Work task:
What lines of the data hold the string "color"? Copy them all.

Dataset rows describing interfaces
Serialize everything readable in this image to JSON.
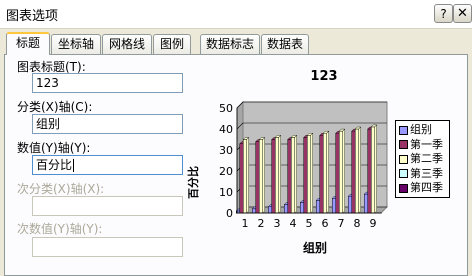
{
  "window": {
    "title": "图表选项",
    "help_label": "?",
    "close_label": "✕"
  },
  "tabs": [
    {
      "label": "标题",
      "active": true
    },
    {
      "label": "坐标轴"
    },
    {
      "label": "网格线"
    },
    {
      "label": "图例"
    },
    {
      "label": "数据标志"
    },
    {
      "label": "数据表"
    }
  ],
  "form": {
    "chart_title": {
      "label": "图表标题(T):",
      "value": "123"
    },
    "category_x": {
      "label": "分类(X)轴(C):",
      "value": "组别"
    },
    "value_y": {
      "label": "数值(Y)轴(Y):",
      "value": "百分比"
    },
    "secondary_category_x": {
      "label": "次分类(X)轴(X):",
      "value": ""
    },
    "secondary_value_y": {
      "label": "次数值(Y)轴(Y):",
      "value": ""
    }
  },
  "chart_data": {
    "type": "bar",
    "title": "123",
    "xlabel": "组别",
    "ylabel": "百分比",
    "categories": [
      "1",
      "2",
      "3",
      "4",
      "5",
      "6",
      "7",
      "8",
      "9"
    ],
    "ylim": [
      0,
      50
    ],
    "yticks": [
      0,
      10,
      20,
      30,
      40,
      50
    ],
    "series": [
      {
        "name": "组别",
        "color": "#9999ff",
        "values": [
          1,
          2,
          3,
          4,
          5,
          6,
          7,
          8,
          9
        ]
      },
      {
        "name": "第一季",
        "color": "#993366",
        "values": [
          33,
          34,
          35,
          35,
          36,
          37,
          38,
          39,
          40
        ]
      },
      {
        "name": "第二季",
        "color": "#ffffcc",
        "values": [
          35,
          35,
          36,
          36,
          37,
          38,
          39,
          40,
          41
        ]
      },
      {
        "name": "第三季",
        "color": "#ccffff",
        "values": [
          0,
          0,
          0,
          0,
          0,
          0,
          0,
          0,
          0
        ]
      },
      {
        "name": "第四季",
        "color": "#660066",
        "values": [
          0,
          0,
          0,
          0,
          0,
          0,
          0,
          0,
          0
        ]
      }
    ],
    "grid": true,
    "plot_background": "#c0c0c0",
    "legend_position": "right"
  }
}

Answer space:
        "color": "#9999ff",
        "color": "#993366",
        "color": "#ffffcc",
        "color": "#ccffff",
        "color": "#660066",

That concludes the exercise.